TO DO>
Should a line below contain the word "分析人士指出", report it.

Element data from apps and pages
/---

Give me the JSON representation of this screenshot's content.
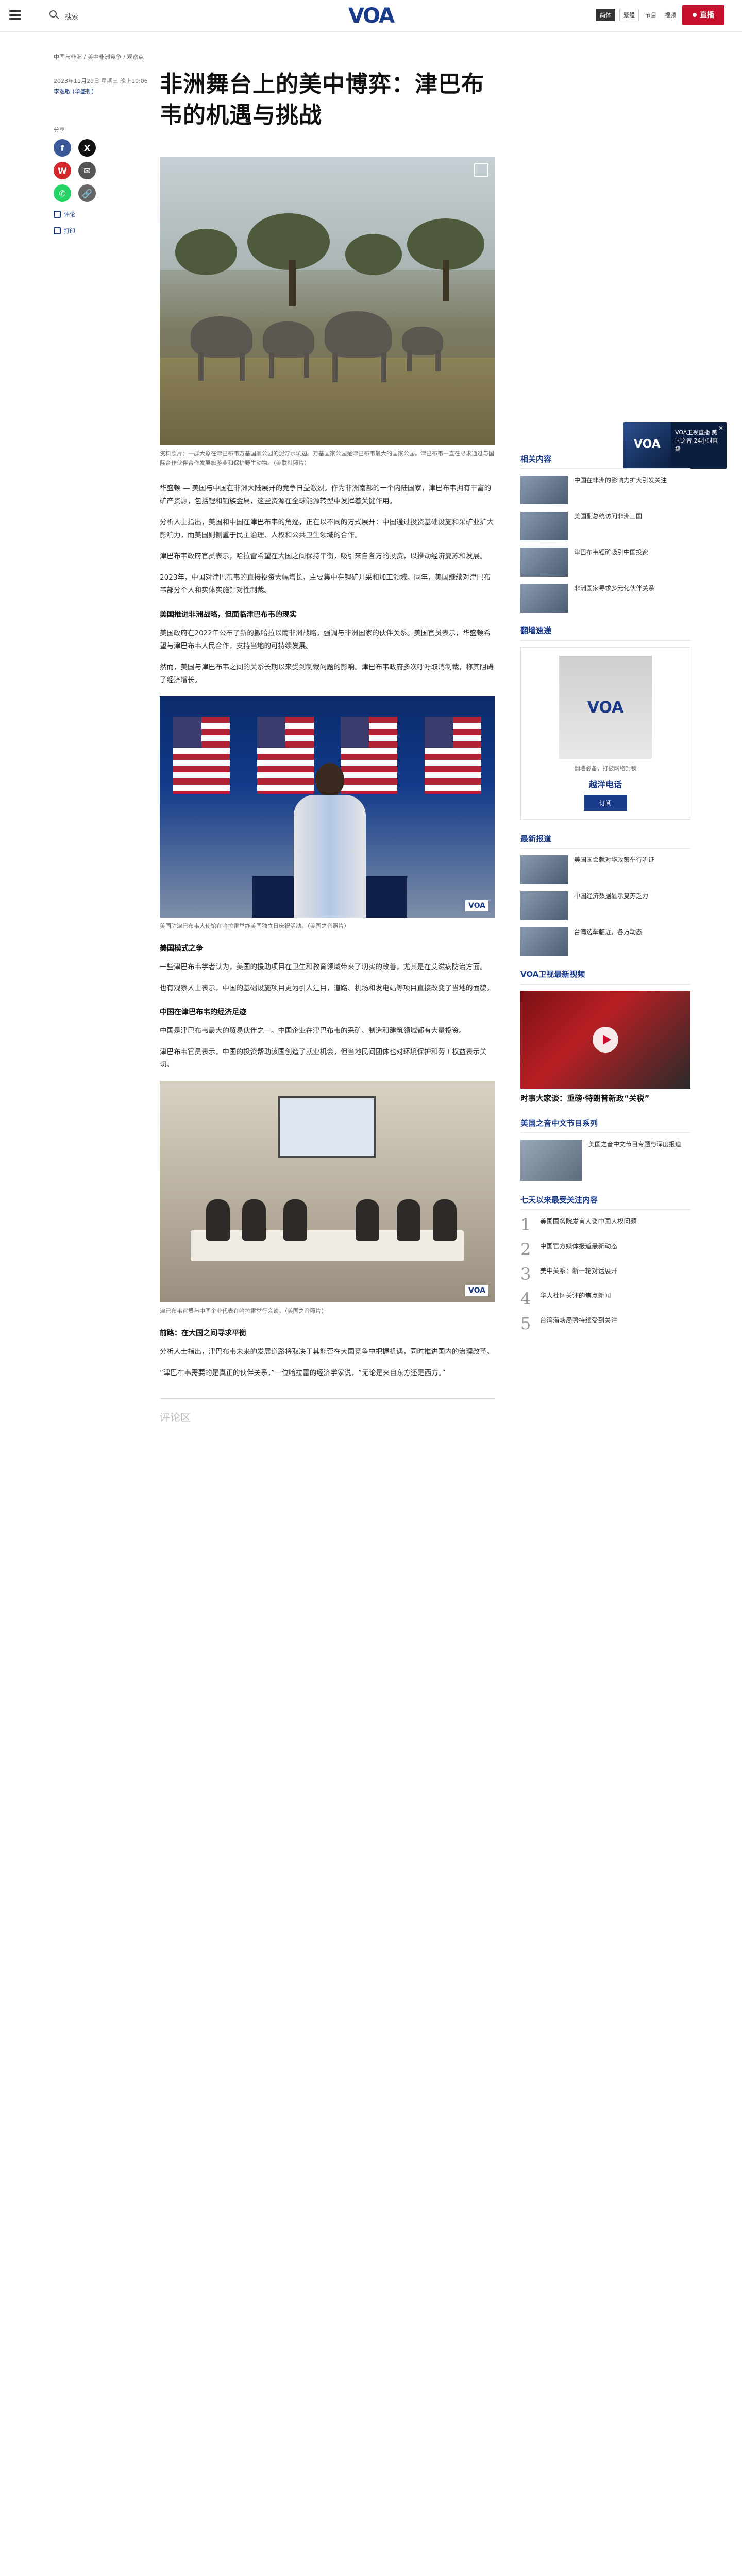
{
  "header": {
    "search_label": "搜索",
    "logo_text": "VOA",
    "langs": [
      "简体",
      "繁體"
    ],
    "active_lang": "简体",
    "extra_links": [
      "节目",
      "视频"
    ],
    "live_label": "直播"
  },
  "article": {
    "breadcrumb": "中国与非洲 / 美中非洲竞争 / 观察点",
    "date": "2023年11月29日 星期三 晚上10:06",
    "author": "李逸敏 (华盛顿)",
    "title": "非洲舞台上的美中博弈：津巴布韦的机遇与挑战",
    "share_label": "分享",
    "side_actions": [
      "评论",
      "打印"
    ],
    "hero_caption": "资料照片：一群大象在津巴布韦万基国家公园的泥泞水坑边。万基国家公园是津巴布韦最大的国家公园。津巴布韦一直在寻求通过与国际合作伙伴合作发展旅游业和保护野生动物。（美联社照片）",
    "paragraphs": [
      "华盛顿 — 美国与中国在非洲大陆展开的竞争日益激烈。作为非洲南部的一个内陆国家，津巴布韦拥有丰富的矿产资源，包括锂和铂族金属，这些资源在全球能源转型中发挥着关键作用。",
      "分析人士指出，美国和中国在津巴布韦的角逐，正在以不同的方式展开：中国通过投资基础设施和采矿业扩大影响力，而美国则侧重于民主治理、人权和公共卫生领域的合作。",
      "津巴布韦政府官员表示，哈拉雷希望在大国之间保持平衡，吸引来自各方的投资，以推动经济复苏和发展。",
      "2023年，中国对津巴布韦的直接投资大幅增长，主要集中在锂矿开采和加工领域。同年，美国继续对津巴布韦部分个人和实体实施针对性制裁。"
    ],
    "subhead_1": "美国推进非洲战略，但面临津巴布韦的现实",
    "paragraphs_b": [
      "美国政府在2022年公布了新的撒哈拉以南非洲战略，强调与非洲国家的伙伴关系。美国官员表示，华盛顿希望与津巴布韦人民合作，支持当地的可持续发展。",
      "然而，美国与津巴布韦之间的关系长期以来受到制裁问题的影响。津巴布韦政府多次呼吁取消制裁，称其阻碍了经济增长。"
    ],
    "photo_caption_1": "美国驻津巴布韦大使馆在哈拉雷举办美国独立日庆祝活动。（美国之音照片）",
    "subhead_2": "美国模式之争",
    "paragraphs_c": [
      "一些津巴布韦学者认为，美国的援助项目在卫生和教育领域带来了切实的改善，尤其是在艾滋病防治方面。",
      "也有观察人士表示，中国的基础设施项目更为引人注目，道路、机场和发电站等项目直接改变了当地的面貌。"
    ],
    "subhead_3": "中国在津巴布韦的经济足迹",
    "paragraphs_d": [
      "中国是津巴布韦最大的贸易伙伴之一。中国企业在津巴布韦的采矿、制造和建筑领域都有大量投资。",
      "津巴布韦官员表示，中国的投资帮助该国创造了就业机会，但当地民间团体也对环境保护和劳工权益表示关切。"
    ],
    "photo_caption_2": "津巴布韦官员与中国企业代表在哈拉雷举行会谈。（美国之音照片）",
    "subhead_4": "前路：在大国之间寻求平衡",
    "paragraphs_e": [
      "分析人士指出，津巴布韦未来的发展道路将取决于其能否在大国竞争中把握机遇，同时推进国内的治理改革。",
      "“津巴布韦需要的是真正的伙伴关系，”一位哈拉雷的经济学家说，“无论是来自东方还是西方。”"
    ],
    "comments_label": "评论区"
  },
  "rail": {
    "related_heading": "相关内容",
    "related": [
      "中国在非洲的影响力扩大引发关注",
      "美国副总统访问非洲三国",
      "津巴布韦锂矿吸引中国投资",
      "非洲国家寻求多元化伙伴关系"
    ],
    "promo_heading": "翻墙速递",
    "promo_text": "翻墙必备，打破网络封锁",
    "promo_title": "越洋电话",
    "promo_button": "订阅",
    "news_heading": "最新报道",
    "news": [
      "美国国会就对华政策举行听证",
      "中国经济数据显示复苏乏力",
      "台湾选举临近，各方动态"
    ],
    "video_heading": "VOA卫视最新视频",
    "video_title": "时事大家谈：重磅·特朗普新政“关税”",
    "chinese_heading": "美国之音中文节目系列",
    "chinese_text": "美国之音中文节目专题与深度报道",
    "rank_heading": "七天以来最受关注内容",
    "rank": [
      "美国国务院发言人谈中国人权问题",
      "中国官方媒体报道最新动态",
      "美中关系：新一轮对话展开",
      "华人社区关注的焦点新闻",
      "台湾海峡局势持续受到关注"
    ]
  },
  "float_live": {
    "text": "VOA卫视直播 美国之音 24小时直播",
    "close": "✕"
  },
  "colors": {
    "brand": "#1a3b89",
    "live": "#c8102e"
  }
}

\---

TASK SOLUTION>
      "分析人士指出，美国和中国在津巴布韦的角逐，正在以不同的方式展开：中国通过投资基础设施和采矿业扩大影响力，而美国则侧重于民主治理、人权和公共卫生领域的合作。",
      "分析人士指出，津巴布韦未来的发展道路将取决于其能否在大国竞争中把握机遇，同时推进国内的治理改革。",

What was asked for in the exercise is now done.